> **Exercise brief**
Scan the material that follows. Copy every line containing the word "JSON".

*** Begin section ***

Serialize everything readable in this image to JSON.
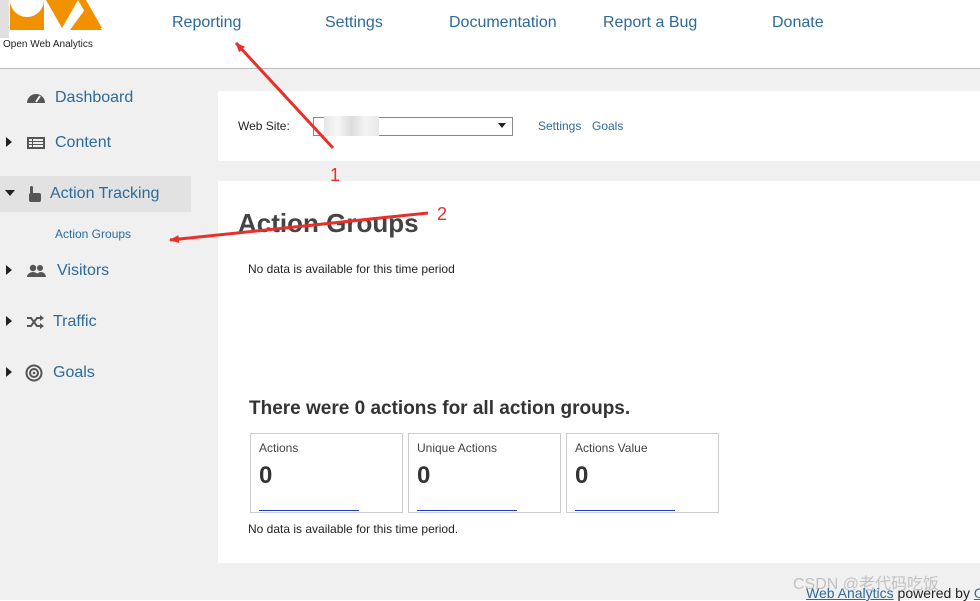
{
  "header": {
    "logo_text": "Open Web Analytics",
    "nav": [
      "Reporting",
      "Settings",
      "Documentation",
      "Report a Bug",
      "Donate"
    ]
  },
  "sidebar": {
    "items": [
      {
        "label": "Dashboard",
        "icon": "dashboard-icon"
      },
      {
        "label": "Content",
        "icon": "list-icon"
      },
      {
        "label": "Action Tracking",
        "icon": "hand-pointer-icon"
      },
      {
        "label": "Visitors",
        "icon": "users-icon"
      },
      {
        "label": "Traffic",
        "icon": "shuffle-icon"
      },
      {
        "label": "Goals",
        "icon": "target-icon"
      }
    ],
    "sub_item": "Action Groups"
  },
  "site_selector": {
    "label": "Web Site:",
    "links": [
      "Settings",
      "Goals"
    ]
  },
  "main": {
    "title": "Action Groups",
    "no_data_note": "No data is available for this time period",
    "summary": "There were 0 actions for all action groups.",
    "metrics": [
      {
        "label": "Actions",
        "value": "0"
      },
      {
        "label": "Unique Actions",
        "value": "0"
      },
      {
        "label": "Actions Value",
        "value": "0"
      }
    ],
    "no_data_note_2": "No data is available for this time period."
  },
  "footer": {
    "link": "Web Analytics",
    "text": " powered by ",
    "trailing_link": "O"
  },
  "annotations": {
    "labels": [
      "1",
      "2"
    ],
    "color": "#e8302a"
  },
  "watermark": "CSDN @老代码吃饭",
  "colors": {
    "link": "#2d6a9a",
    "logo_orange": "#f29100",
    "sidebar_bg": "#f0f0f0",
    "active_bg": "#e2e2e2"
  }
}
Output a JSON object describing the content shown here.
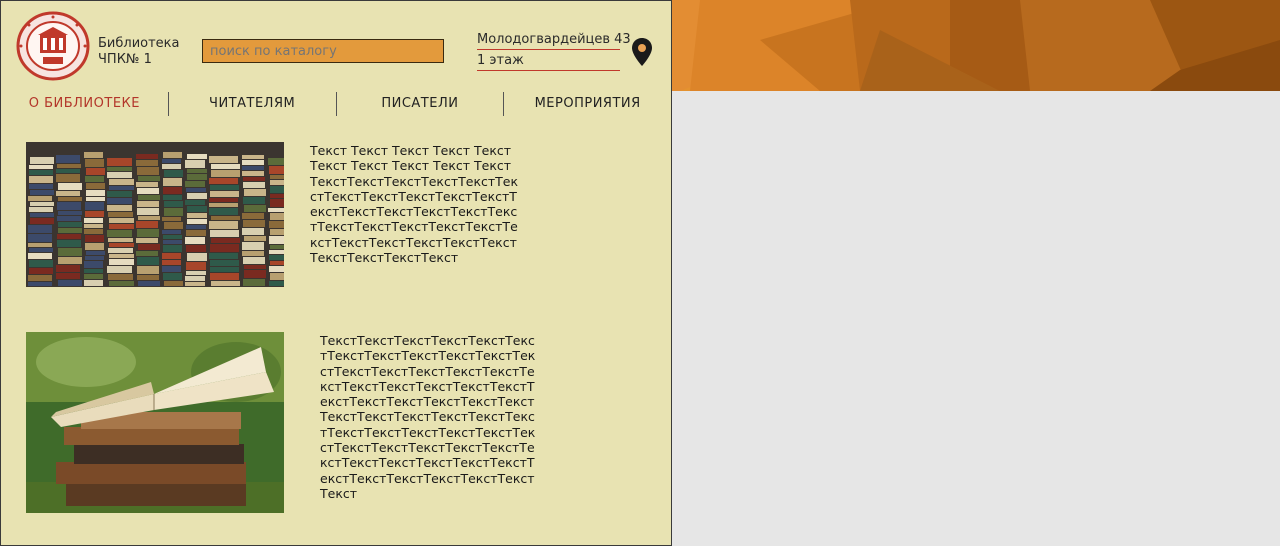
{
  "header": {
    "logo_text": "ЧЕЛЯБИНСКИЙ ПЕДАГОГИЧЕСКИЙ КОЛЛЕДЖ №1",
    "logo_bottom": "ЧПК№1",
    "library_name_line1": "Библиотека",
    "library_name_line2": "ЧПК№ 1",
    "search_placeholder": "поиск по каталогу",
    "address_line1": "Молодогвардейцев 43",
    "address_line2": "1 этаж"
  },
  "nav": {
    "items": [
      {
        "label": "О библиотеке",
        "active": true
      },
      {
        "label": "Читателям",
        "active": false
      },
      {
        "label": "Писатели",
        "active": false
      },
      {
        "label": "Мероприятия",
        "active": false
      }
    ]
  },
  "content": {
    "text1": "Текст Текст Текст Текст Текст Текст Текст Текст Текст Текст ТекстТекстТекстТекстТекстТекстТекстТекстТекстТекстТекстТекстТекстТекстТекстТекстТекстТекстТекстТекстТекстТекстТекстТекстТекстТекстТекстТекстТекстТекстТекстТекст",
    "text2": "ТекстТекстТекстТекстТекстТекстТекстТекстТекстТекстТекстТекстТекстТекстТекстТекстТекстТекстТекстТекстТекстТекстТекстТекстТекстТекстТекстТекстТекстТекстТекстТекстТекстТекстТекстТекстТекстТекстТекстТекстТекстТекстТекстТекстТекстТекстТекстТекстТекстТекстТекстТекстТекстТекстТекстТекстТекстТекстТекст"
  },
  "colors": {
    "page_background": "#e8e3b2",
    "active_nav": "#b3362a",
    "search_field": "#e39a3c",
    "banner_orange": "#e08a2e",
    "outside_background": "#e6e6e6"
  },
  "icons": {
    "location": "map-pin-icon"
  }
}
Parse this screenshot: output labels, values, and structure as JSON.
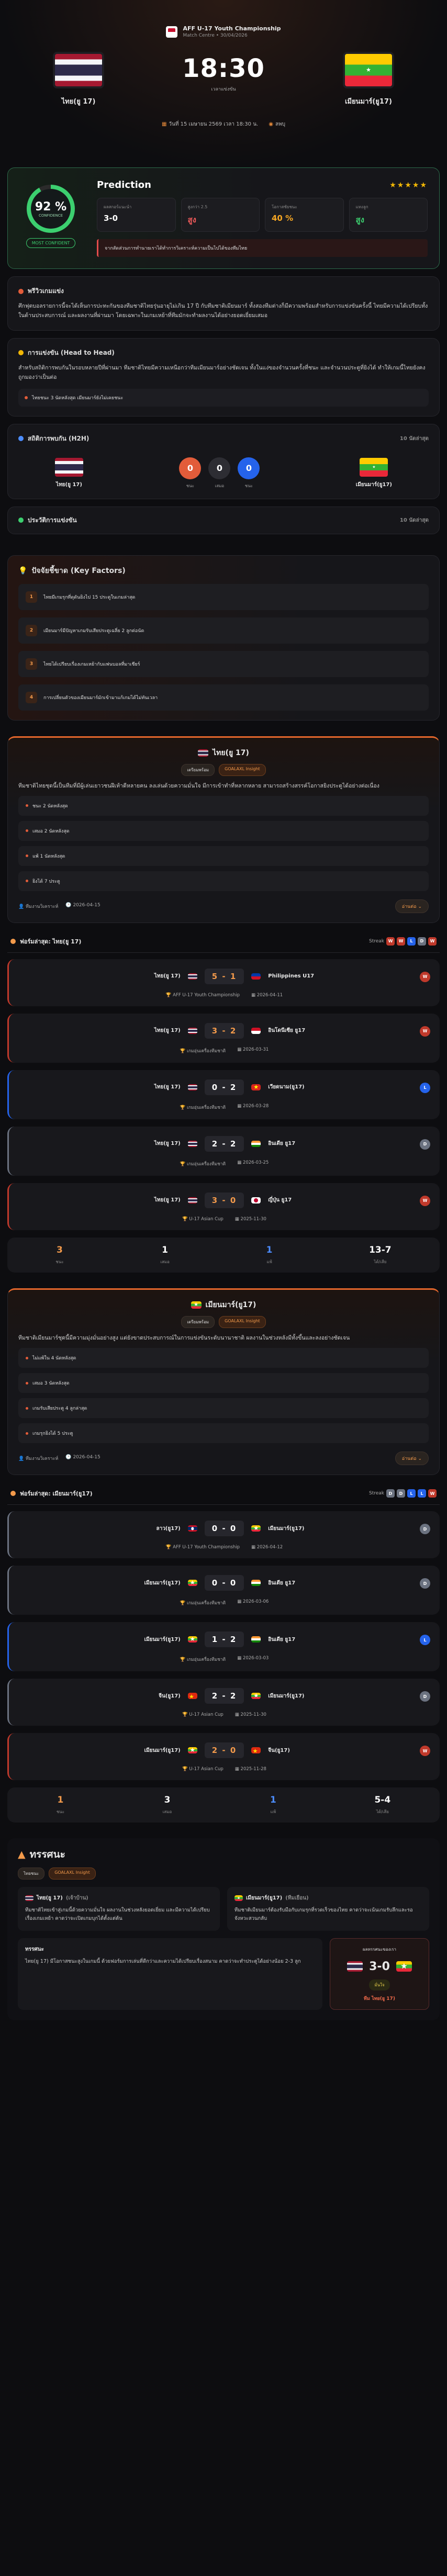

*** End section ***

> **Answer area**
Serialize everything readable in this image to JSON.
Output a JSON object describing the content shown here.
Parse this screenshot: output labels, values, and structure as JSON.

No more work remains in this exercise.